:: WHAT YOU NEED TO DO ::
Once you have checked each line below for the word "name", give the number of lines that have it and nothing further.

:: DATA IN THIS EXERCISE ::
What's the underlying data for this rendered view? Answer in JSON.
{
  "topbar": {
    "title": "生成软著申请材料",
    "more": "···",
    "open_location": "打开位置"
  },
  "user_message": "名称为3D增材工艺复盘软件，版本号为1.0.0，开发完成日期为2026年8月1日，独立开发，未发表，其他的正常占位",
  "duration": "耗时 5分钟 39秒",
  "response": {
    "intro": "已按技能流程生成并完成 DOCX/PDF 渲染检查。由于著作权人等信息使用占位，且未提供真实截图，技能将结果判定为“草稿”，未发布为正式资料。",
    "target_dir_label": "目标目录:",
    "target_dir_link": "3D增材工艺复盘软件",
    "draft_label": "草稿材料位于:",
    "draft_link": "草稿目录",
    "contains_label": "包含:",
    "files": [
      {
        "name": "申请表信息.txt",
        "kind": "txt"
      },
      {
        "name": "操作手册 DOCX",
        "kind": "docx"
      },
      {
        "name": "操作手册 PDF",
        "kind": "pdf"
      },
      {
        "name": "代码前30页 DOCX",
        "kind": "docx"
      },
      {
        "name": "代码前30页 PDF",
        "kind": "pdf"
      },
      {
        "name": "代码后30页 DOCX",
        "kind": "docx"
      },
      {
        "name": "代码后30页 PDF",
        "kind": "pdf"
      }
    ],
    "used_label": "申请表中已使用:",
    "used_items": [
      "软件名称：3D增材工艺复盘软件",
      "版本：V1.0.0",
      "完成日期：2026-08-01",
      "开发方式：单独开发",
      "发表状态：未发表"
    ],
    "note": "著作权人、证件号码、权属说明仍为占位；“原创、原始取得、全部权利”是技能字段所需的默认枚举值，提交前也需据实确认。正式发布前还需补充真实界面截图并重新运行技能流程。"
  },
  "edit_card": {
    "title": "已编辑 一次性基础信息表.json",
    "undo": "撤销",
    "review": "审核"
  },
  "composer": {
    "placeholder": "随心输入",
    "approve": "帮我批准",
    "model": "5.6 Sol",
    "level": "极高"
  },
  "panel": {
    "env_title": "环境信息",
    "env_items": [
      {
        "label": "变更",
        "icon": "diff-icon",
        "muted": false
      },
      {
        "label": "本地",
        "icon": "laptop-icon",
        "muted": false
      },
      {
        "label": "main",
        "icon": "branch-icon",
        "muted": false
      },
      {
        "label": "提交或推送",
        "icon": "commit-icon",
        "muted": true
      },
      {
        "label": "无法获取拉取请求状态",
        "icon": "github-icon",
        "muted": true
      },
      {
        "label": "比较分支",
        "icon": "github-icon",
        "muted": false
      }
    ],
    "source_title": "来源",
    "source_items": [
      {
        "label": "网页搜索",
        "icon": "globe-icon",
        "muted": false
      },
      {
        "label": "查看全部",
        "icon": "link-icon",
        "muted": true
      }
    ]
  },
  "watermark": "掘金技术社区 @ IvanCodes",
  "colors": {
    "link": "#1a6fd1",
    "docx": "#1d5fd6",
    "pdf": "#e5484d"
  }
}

:: OUTPUT BELOW ::
7